Often a good starting point is to look for regulatory and risk management profiles that will identify potential differences of understanding. Compliance requirements are often taken for granted in one market and completely missing in another (think of COPPA, the Children’s Online Privacy Protection Act, a U.S. law that dictates certain standards for any system storing information related to a minor). Many such standards, laws, and policies exist and are well documented — particularly in Western nations — but are never explicitly communicated to foreign teams where such laws do not exist.

Another common problem: People who understand the technical aspects of a project, but not the application of the product itself, often work “blind” to project quality goals. For example, I once worked with a client developing a legal work product in the United States, but most of the work was performed in India. None of the Indian team members had a solid business or legal background, and even if they had, it would have been based on Indian business law. As a result, most of the team had only a vague idea of what the product would be used for, and none of them understand the target customer.

Be ready to reset perceptions

Depending on your market, your product, and your overall goals, don’t be surprised if there are a few false starts. Engaging a global partner is not something that will succeed or fail in less than 90 days. Having a short-term perspective and focusing on the tactical, rather than the strategic, will doom the effort to failure. Because of the multitude of barriers — from culture, to language, to geography — expect to take time to develop a lasting, successful relationship.

Likewise, when developing a product in the global marketplace, don’t be surprised if it’s necessary to restart the project once your client or partner really begins to articulate what they need. If the project was initiated in the U.S., its inception was probably isolated, initially developed in a silo. Assumptions regarding foreign markets, realistic business objectives, and misconceptions about global performance are likely to be re-examined.

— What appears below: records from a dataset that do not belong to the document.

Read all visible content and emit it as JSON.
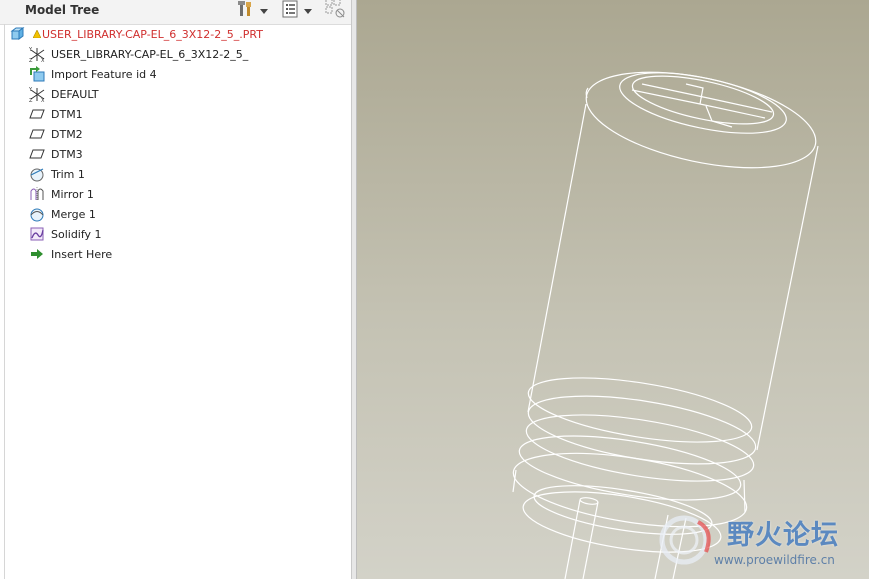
{
  "panel": {
    "title": "Model Tree"
  },
  "tree": {
    "root_label": "USER_LIBRARY-CAP-EL_6_3X12-2_5_.PRT",
    "items": [
      {
        "label": "USER_LIBRARY-CAP-EL_6_3X12-2_5_",
        "icon": "coordinate-system-icon"
      },
      {
        "label": "Import Feature id 4",
        "icon": "import-feature-icon"
      },
      {
        "label": "DEFAULT",
        "icon": "coordinate-system-icon"
      },
      {
        "label": "DTM1",
        "icon": "datum-plane-icon"
      },
      {
        "label": "DTM2",
        "icon": "datum-plane-icon"
      },
      {
        "label": "DTM3",
        "icon": "datum-plane-icon"
      },
      {
        "label": "Trim 1",
        "icon": "trim-icon"
      },
      {
        "label": "Mirror 1",
        "icon": "mirror-icon"
      },
      {
        "label": "Merge 1",
        "icon": "merge-icon"
      },
      {
        "label": "Solidify 1",
        "icon": "solidify-icon"
      },
      {
        "label": "Insert Here",
        "icon": "insert-arrow-icon"
      }
    ]
  },
  "watermark": {
    "text_cn": "野火论坛",
    "url": "www.proewildfire.cn"
  },
  "colors": {
    "root_text": "#d0302f",
    "viewport_top": "#aba791",
    "viewport_bottom": "#d3d2c8",
    "model_lines": "#ffffff"
  }
}
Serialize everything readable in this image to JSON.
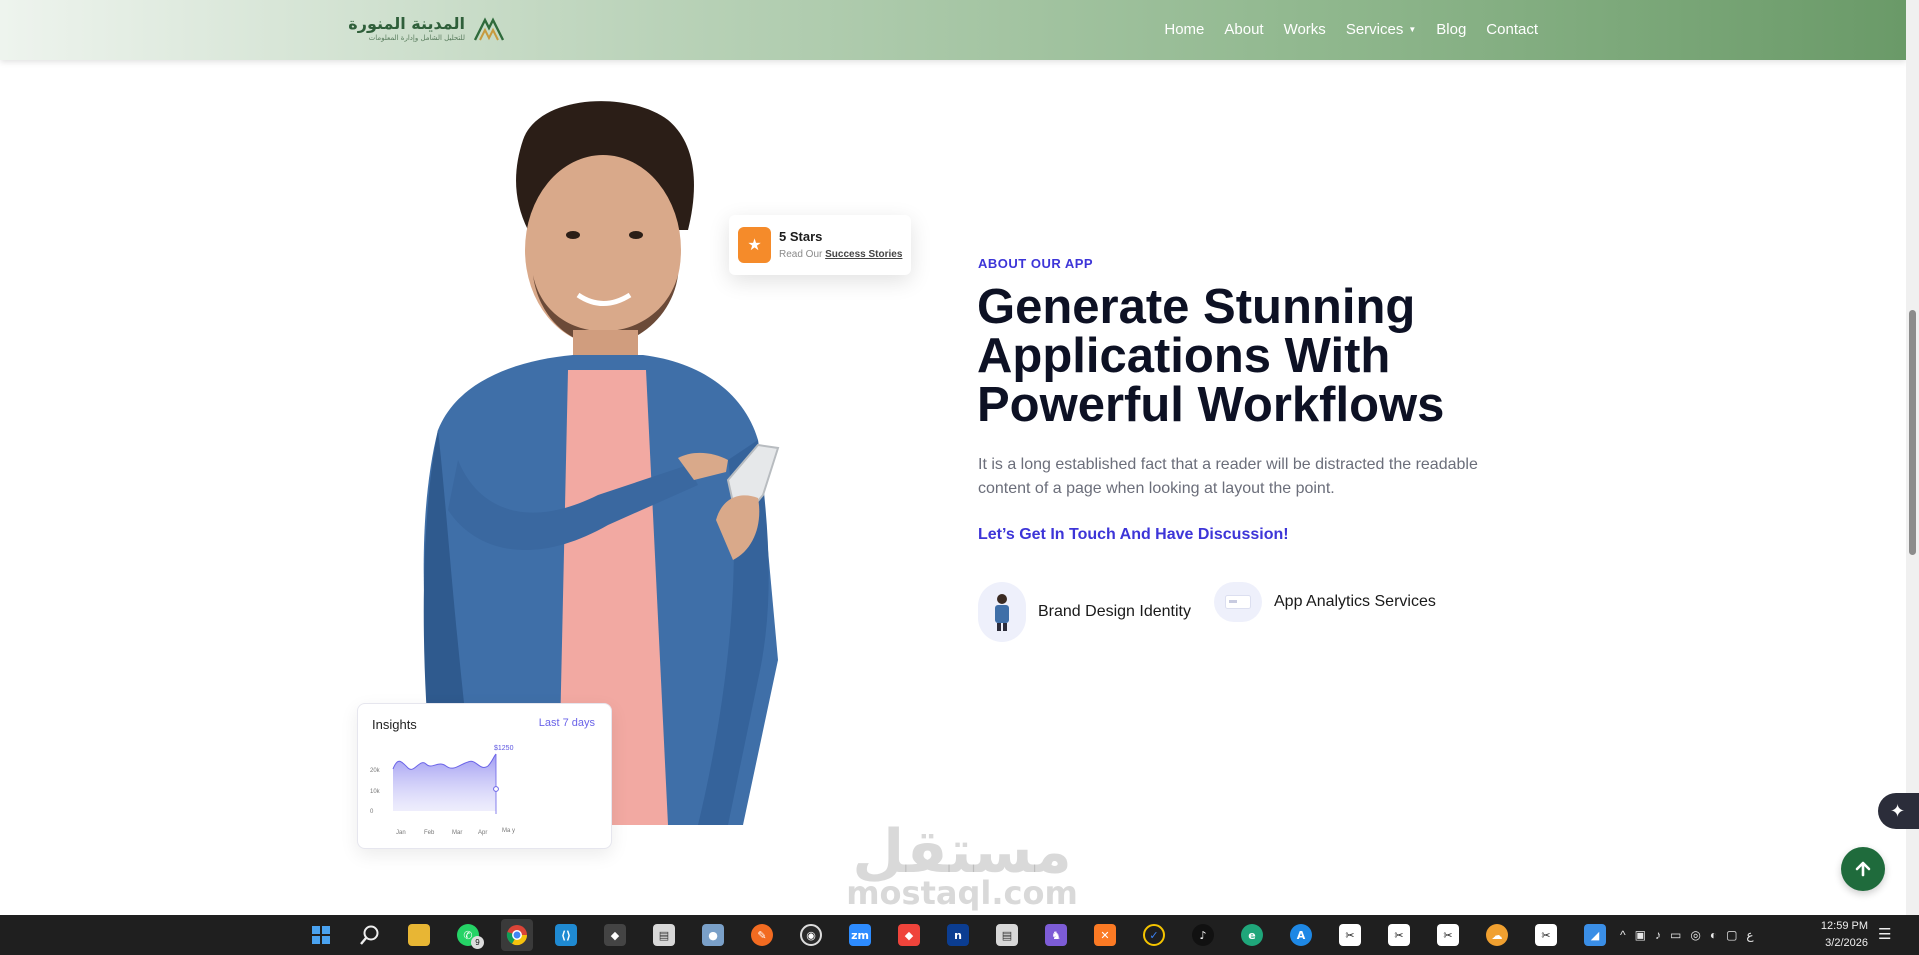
{
  "header": {
    "logo_text_ar": "المدينة المنورة",
    "logo_subtext_ar": "للتحليل الشامل وإدارة المعلومات",
    "nav": [
      {
        "label": "Home"
      },
      {
        "label": "About"
      },
      {
        "label": "Works"
      },
      {
        "label": "Services",
        "has_dropdown": true
      },
      {
        "label": "Blog"
      },
      {
        "label": "Contact"
      }
    ]
  },
  "hero": {
    "stars_card": {
      "title": "5 Stars",
      "subtitle_prefix": "Read Our",
      "link": "Success Stories"
    },
    "insights_card": {
      "title": "Insights",
      "range": "Last 7 days",
      "peak_label": "$1250",
      "y_ticks": [
        "20k",
        "10k",
        "0"
      ],
      "x_ticks": [
        "Jan",
        "Feb",
        "Mar",
        "Apr",
        "Ma y"
      ]
    }
  },
  "about": {
    "eyebrow": "ABOUT OUR APP",
    "headline_lines": [
      "Generate Stunning",
      "Applications With",
      "Powerful Workflows"
    ],
    "description": "It is a long established fact that a reader will be distracted the readable content of a page when looking at layout the point.",
    "cta": "Let’s Get In Touch And Have Discussion!",
    "features": [
      {
        "label": "Brand Design Identity",
        "icon": "person-avatar-icon"
      },
      {
        "label": "App Analytics Services",
        "icon": "analytics-card-icon"
      }
    ]
  },
  "watermark": {
    "arabic": "مستقل",
    "latin": "mostaql.com"
  },
  "floating": {
    "back_to_top_icon": "arrow-up-icon",
    "ai_icon": "sparkle-icon"
  },
  "taskbar": {
    "apps": [
      {
        "name": "start-icon"
      },
      {
        "name": "search-icon"
      },
      {
        "name": "file-explorer-icon"
      },
      {
        "name": "whatsapp-icon",
        "badge": "9"
      },
      {
        "name": "chrome-icon",
        "active": true
      },
      {
        "name": "vscode-icon"
      },
      {
        "name": "cube-app-icon"
      },
      {
        "name": "app-icon"
      },
      {
        "name": "app-icon"
      },
      {
        "name": "brush-app-icon"
      },
      {
        "name": "obs-icon"
      },
      {
        "name": "zoom-icon",
        "text": "zm"
      },
      {
        "name": "anydesk-icon"
      },
      {
        "name": "notion-icon",
        "text": "n"
      },
      {
        "name": "app-icon"
      },
      {
        "name": "app-icon"
      },
      {
        "name": "xampp-icon"
      },
      {
        "name": "check-app-icon"
      },
      {
        "name": "tiktok-icon"
      },
      {
        "name": "edge-icon"
      },
      {
        "name": "app-store-icon"
      },
      {
        "name": "capcut-icon"
      },
      {
        "name": "capcut-icon"
      },
      {
        "name": "capcut-icon"
      },
      {
        "name": "app-icon"
      },
      {
        "name": "capcut-icon"
      },
      {
        "name": "app-icon"
      }
    ],
    "tray_lang": "ع",
    "time": "12:59 PM",
    "date": "3/2/2026"
  },
  "colors": {
    "accent": "#3d35d8",
    "heading": "#0d1124",
    "brand_green": "#1f6b3c",
    "star_orange": "#f58b2a"
  }
}
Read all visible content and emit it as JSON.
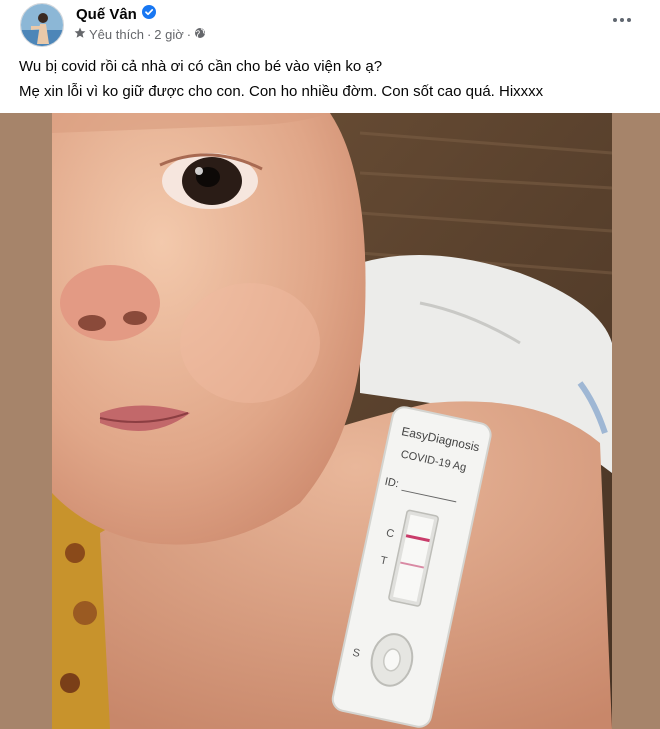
{
  "author": {
    "name": "Quế Vân",
    "verified_icon": "verified-badge-icon"
  },
  "meta": {
    "star_icon": "star-icon",
    "favorite_label": "Yêu thích",
    "separator": "·",
    "time": "2 giờ",
    "privacy_icon": "globe-icon"
  },
  "post": {
    "line1": "Wu bị covid rồi cả nhà ơi có cần cho bé vào viện ko ạ?",
    "line2": "Mẹ xin lỗi vì ko giữ được cho con. Con ho nhiều đờm. Con sốt cao quá. Hixxxx"
  },
  "test_kit": {
    "brand": "EasyDiagnosis",
    "product": "COVID-19 Ag",
    "id_label": "ID:",
    "control_label": "C",
    "test_label": "T",
    "sample_label": "S"
  },
  "colors": {
    "verified": "#1877f2",
    "secondary_text": "#65676b",
    "photo_border": "#a6846a"
  }
}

Monitoring a global project is clearly much more complicated than a domestic project or one that runs entirely out of a single building. Make sure the right key performance indicators are being measured, and stay on top of them. Keep a careful eye on communication throughout it all. Once the gaps have been closed and a collaborative environment built, successful, frequent communication will drive creativity and results from foreign markets — while failing to have good communication will create isolated, poorly performing teams. Even though you operate as a global business, try to remember what it felt like when everyone was in the same building, and keep that feeling alive as much as possible.